> _What is expected_:
Copy exactly the lines from the line holding "Decode this image" through the end of the material, and no others; pictures stay out.

> _Material shown_:

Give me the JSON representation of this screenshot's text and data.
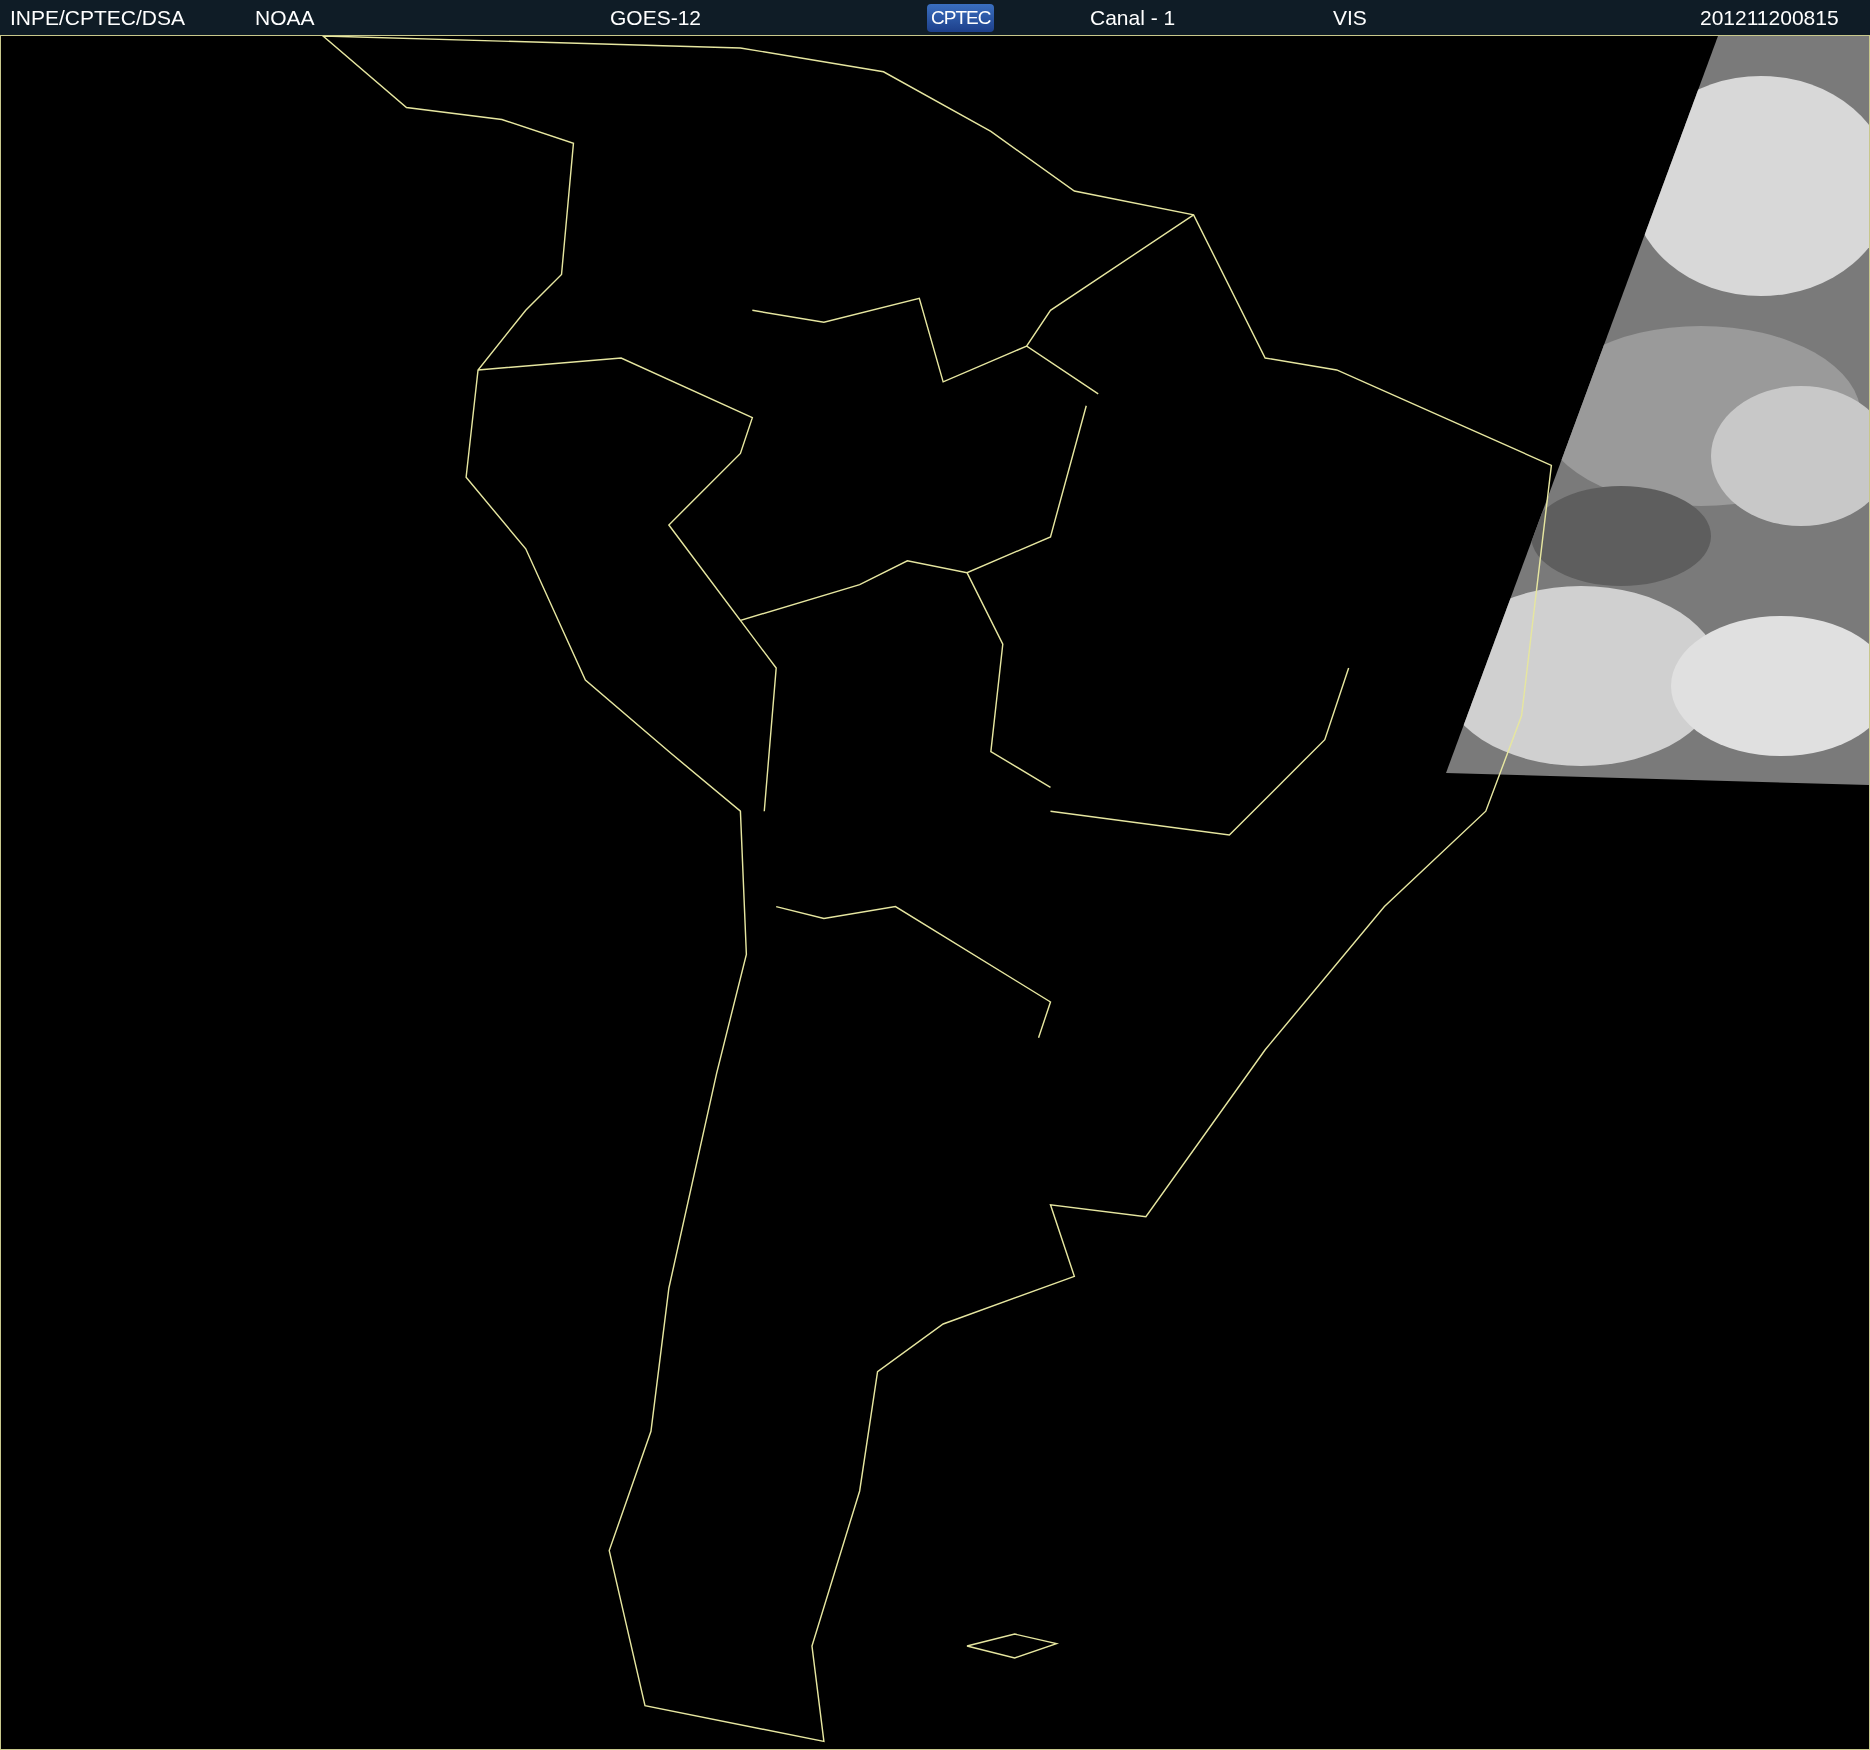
{
  "header": {
    "items": [
      {
        "kind": "text",
        "text": "INPE/CPTEC/DSA"
      },
      {
        "kind": "text",
        "text": "NOAA"
      },
      {
        "kind": "text",
        "text": "GOES-12"
      },
      {
        "kind": "logo",
        "text": "CPTEC"
      },
      {
        "kind": "text",
        "text": "Canal - 1"
      },
      {
        "kind": "text",
        "text": "VIS"
      },
      {
        "kind": "text",
        "text": "201211200815"
      }
    ]
  }
}
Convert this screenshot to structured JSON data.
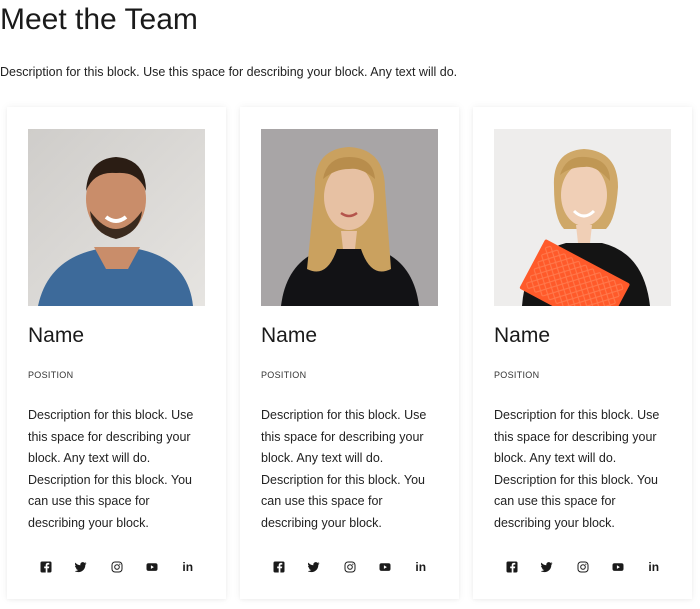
{
  "page": {
    "title": "Meet the Team",
    "description": "Description for this block. Use this space for describing your block. Any text will do."
  },
  "members": [
    {
      "name": "Name",
      "position": "POSITION",
      "description": "Description for this block. Use this space for describing your block. Any text will do. Description for this block. You can use this space for describing your block.",
      "photo": "man-smiling-blue-shirt"
    },
    {
      "name": "Name",
      "position": "POSITION",
      "description": "Description for this block. Use this space for describing your block. Any text will do. Description for this block. You can use this space for describing your block.",
      "photo": "woman-long-blonde-hair-dark-top"
    },
    {
      "name": "Name",
      "position": "POSITION",
      "description": "Description for this block. Use this space for describing your block. Any text will do. Description for this block. You can use this space for describing your block.",
      "photo": "woman-blonde-holding-orange-folder"
    }
  ],
  "social_icons": [
    "facebook-icon",
    "twitter-icon",
    "instagram-icon",
    "youtube-icon",
    "linkedin-icon"
  ],
  "social_linkedin_text": "in",
  "colors": {
    "text": "#1a1a1a",
    "accent_orange": "#ff5a2a"
  }
}
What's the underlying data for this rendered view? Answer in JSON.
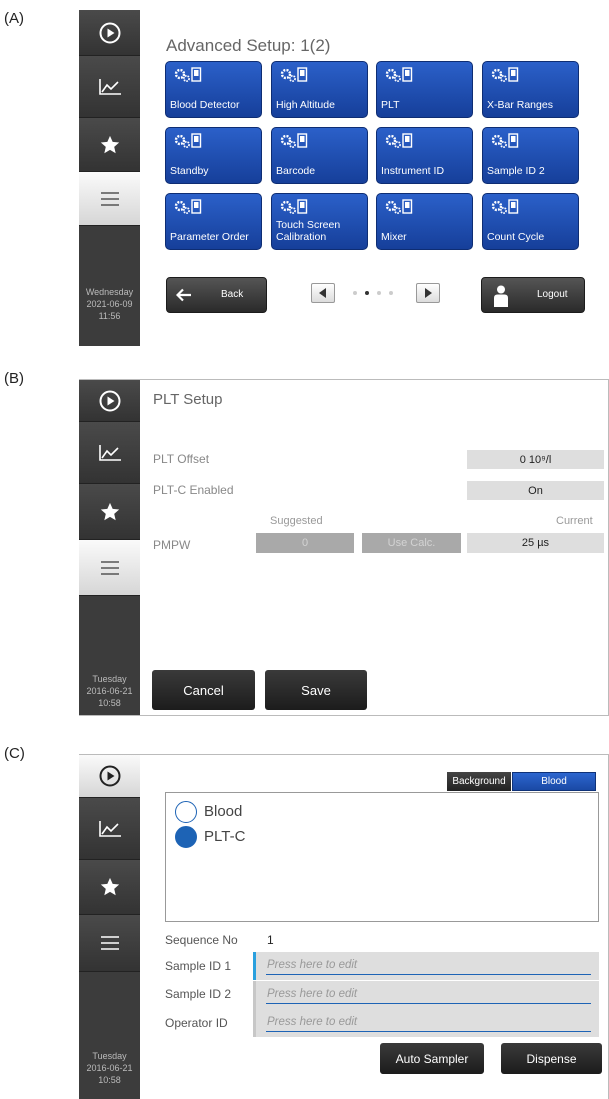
{
  "panels": {
    "a": {
      "letter": "(A)",
      "date": {
        "day": "Wednesday",
        "date": "2021-06-09",
        "time": "11:56"
      },
      "title": "Advanced Setup: 1(2)",
      "tiles": [
        {
          "label": "Blood Detector"
        },
        {
          "label": "High Altitude"
        },
        {
          "label": "PLT"
        },
        {
          "label": "X-Bar Ranges"
        },
        {
          "label": "Standby"
        },
        {
          "label": "Barcode"
        },
        {
          "label": "Instrument ID"
        },
        {
          "label": "Sample ID 2"
        },
        {
          "label": "Parameter Order"
        },
        {
          "label": "Touch Screen Calibration"
        },
        {
          "label": "Mixer"
        },
        {
          "label": "Count Cycle"
        }
      ],
      "back_label": "Back",
      "logout_label": "Logout",
      "pager": {
        "current_page": 2,
        "total_pages": 4
      }
    },
    "b": {
      "letter": "(B)",
      "date": {
        "day": "Tuesday",
        "date": "2016-06-21",
        "time": "10:58"
      },
      "title": "PLT Setup",
      "plt_offset_label": "PLT Offset",
      "plt_offset_value": "0 10⁹/l",
      "pltc_label": "PLT-C Enabled",
      "pltc_value": "On",
      "suggested_label": "Suggested",
      "current_label": "Current",
      "pmpw_label": "PMPW",
      "pmpw_suggested": "0",
      "use_calc_label": "Use Calc.",
      "pmpw_current": "25 µs",
      "cancel_label": "Cancel",
      "save_label": "Save"
    },
    "c": {
      "letter": "(C)",
      "date": {
        "day": "Tuesday",
        "date": "2016-06-21",
        "time": "10:58"
      },
      "tab_background": "Background",
      "tab_blood": "Blood",
      "options": [
        {
          "label": "Blood",
          "selected": false
        },
        {
          "label": "PLT-C",
          "selected": true
        }
      ],
      "sequence_label": "Sequence No",
      "sequence_value": "1",
      "sample_id1_label": "Sample ID 1",
      "sample_id2_label": "Sample ID 2",
      "operator_label": "Operator ID",
      "placeholder": "Press here to edit",
      "auto_sampler_label": "Auto Sampler",
      "dispense_label": "Dispense"
    }
  },
  "colors": {
    "sidebar": "#3c3c3c",
    "tile_blue": "#1f4fb3",
    "accent_blue": "#1d63b5",
    "focus_cyan": "#2aa0de"
  },
  "icons": [
    "play-icon",
    "chart-icon",
    "star-icon",
    "menu-icon",
    "gear-device-icon",
    "arrow-left-icon",
    "user-icon",
    "triangle-left-icon",
    "triangle-right-icon"
  ]
}
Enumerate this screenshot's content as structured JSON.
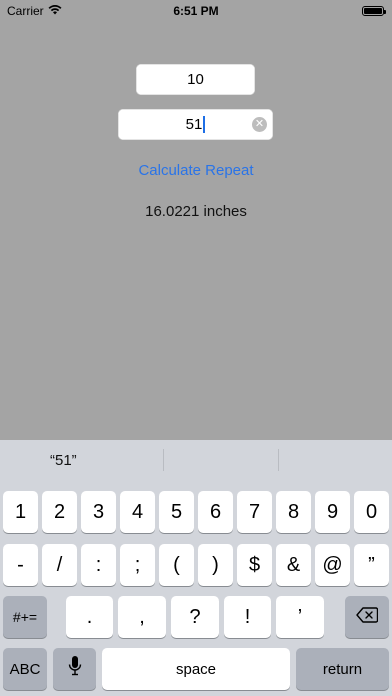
{
  "status_bar": {
    "carrier": "Carrier",
    "time": "6:51 PM"
  },
  "form": {
    "field1_value": "10",
    "field2_value": "51",
    "calculate_label": "Calculate Repeat",
    "result_text": "16.0221 inches"
  },
  "keyboard": {
    "suggestion": "“51”",
    "row1": [
      "1",
      "2",
      "3",
      "4",
      "5",
      "6",
      "7",
      "8",
      "9",
      "0"
    ],
    "row2": [
      "-",
      "/",
      ":",
      ";",
      "(",
      ")",
      "$",
      "&",
      "@",
      "”"
    ],
    "row3_mode": "#+=",
    "row3": [
      ".",
      ",",
      "?",
      "!",
      "’"
    ],
    "abc_label": "ABC",
    "space_label": "space",
    "return_label": "return"
  }
}
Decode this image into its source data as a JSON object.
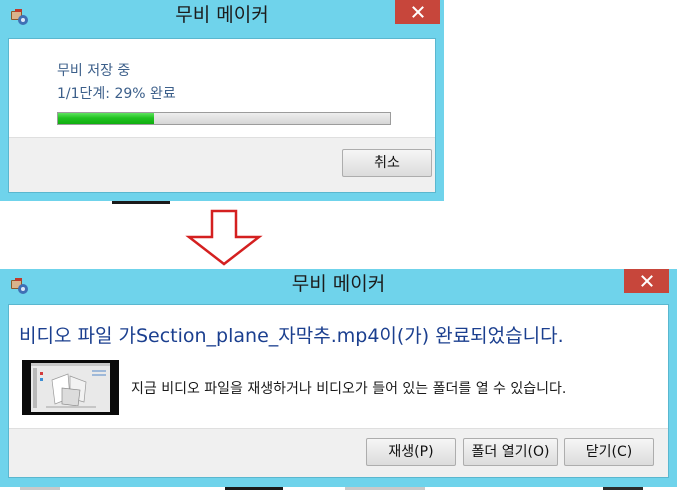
{
  "progress_dialog": {
    "title": "무비 메이커",
    "status": "무비 저장 중",
    "step": "1/1단계: 29% 완료",
    "progress": 0.29,
    "cancel_label": "취소",
    "close_icon": "close-icon"
  },
  "arrow": {
    "icon": "down-arrow-icon",
    "color": "#d42020"
  },
  "complete_dialog": {
    "title": "무비 메이커",
    "heading": "비디오 파일 가Section_plane_자막추.mp4이(가) 완료되었습니다.",
    "message": "지금 비디오 파일을 재생하거나 비디오가 들어 있는 폴더를 열 수 있습니다.",
    "play_label": "재생(P)",
    "open_folder_label": "폴더 열기(O)",
    "close_label": "닫기(C)",
    "close_icon": "close-icon",
    "thumbnail": "video-thumbnail"
  },
  "colors": {
    "title_bar": "#6fd3eb",
    "close_button": "#c7463b",
    "progress_green": "#21c221",
    "heading_blue": "#1b3f8f"
  }
}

> _Task response_:
Decode this image into its source data as a JSON object.
{
  "progress_dialog": {
    "title": "무비 메이커",
    "status": "무비 저장 중",
    "step": "1/1단계: 29% 완료",
    "progress": 0.29,
    "cancel_label": "취소",
    "close_icon": "close-icon"
  },
  "arrow": {
    "icon": "down-arrow-icon",
    "color": "#d42020"
  },
  "complete_dialog": {
    "title": "무비 메이커",
    "heading": "비디오 파일 가Section_plane_자막추.mp4이(가) 완료되었습니다.",
    "message": "지금 비디오 파일을 재생하거나 비디오가 들어 있는 폴더를 열 수 있습니다.",
    "play_label": "재생(P)",
    "open_folder_label": "폴더 열기(O)",
    "close_label": "닫기(C)",
    "close_icon": "close-icon",
    "thumbnail": "video-thumbnail"
  },
  "colors": {
    "title_bar": "#6fd3eb",
    "close_button": "#c7463b",
    "progress_green": "#21c221",
    "heading_blue": "#1b3f8f"
  }
}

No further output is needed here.